The international recorded music industry is raising the stakes in its battle against online music file sharing. In its latest round of civil suits, the IFPI's national trade group members have launch
LONDON -- The international recorded music industry is raising the stakes in its battle against online music file sharing. In its latest round of civil suits, the IFPI's national trade group members have launched 2,100 new cases against individual peer-to-peer file-sharers in what the trade body described as its biggest-yet raft of lawsuits.
At a media gathering Nov. 15 in Stockholm, the IFPI confirmed it would extend its campaign for the first time to individuals in Sweden, Switzerland, Argentina, Hong Kong and Singapore.

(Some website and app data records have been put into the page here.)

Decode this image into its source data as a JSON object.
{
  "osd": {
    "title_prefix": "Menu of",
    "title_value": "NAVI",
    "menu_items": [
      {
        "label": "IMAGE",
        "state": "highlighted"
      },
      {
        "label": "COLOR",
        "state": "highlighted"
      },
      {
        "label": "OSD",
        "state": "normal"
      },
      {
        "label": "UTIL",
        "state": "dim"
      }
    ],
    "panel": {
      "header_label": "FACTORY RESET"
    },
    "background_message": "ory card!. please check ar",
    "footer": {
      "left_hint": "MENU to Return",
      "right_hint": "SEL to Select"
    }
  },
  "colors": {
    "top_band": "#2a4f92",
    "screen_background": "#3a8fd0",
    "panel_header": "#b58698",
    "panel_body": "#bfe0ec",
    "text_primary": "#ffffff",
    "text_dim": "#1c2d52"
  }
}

As of Nov. 15, the number of legal actions brought by the industry is roughly 3,800 across 16 countries outside the United States. Including the United States, the number of cases worldwide now stands at about 19,000.
IFPI chairman/CEO John Kennedy says that the latest actions herald a "significant escalation" in its enforcement measures. This is the fourth such wave since the IFPI launched its P2P initiative in March 2004.
And with an estimated two million titles licensed to the 300-plus legitimate services in operation globally, illegal downloading would no longer be tolerated, Kennedy affirmed.
"The message today is that, from Sweden to Hong Kong and from Singapore to Argentina, there are no havens for the theft of music on the Internet," comments IFPI chairman/CEO John Kennedy. "Today there is simply no excuse to steal music on the Internet instead of buying music legally."
The IFPI's move comes on the heels of the landmark settlement between motion picture studios and the music industry with P2P service Grokster. After a four-year legal battle during which the U.S. Supreme Court held that copyright law prohibits companies from inducing infringement, Grokster agreed to shutter its service and pay $50 million in damages rather than risk a higher ultimate judgment.
Against a backdrop of growth in broadband usage, the IFPI suggests its campaign is beginning to show results. The number of illegal music files on the Internet rose slightly to around 900 million in the first half of 2005, while broadband penetration globally rose 13%, the IFPI says.
In its latest wave of lawsuits, the trade body said it had targeted users of all the leading unauthorized p2p networks, including FastTrack, Gnutella, eDonkey, DirectConnect, BitTorrent, WinMX, and SoulSeek.
Individual offenders, who are described typically as men between 20-30, will be sought to pay sums of $3,000 or more for uploading copyrighted music on peer-to-peer networks.
As part of the music industry's multi-prong campaign on P2P, more than 52 million instant messages have been sent to-date to illegal music file-sharers in 17 countries.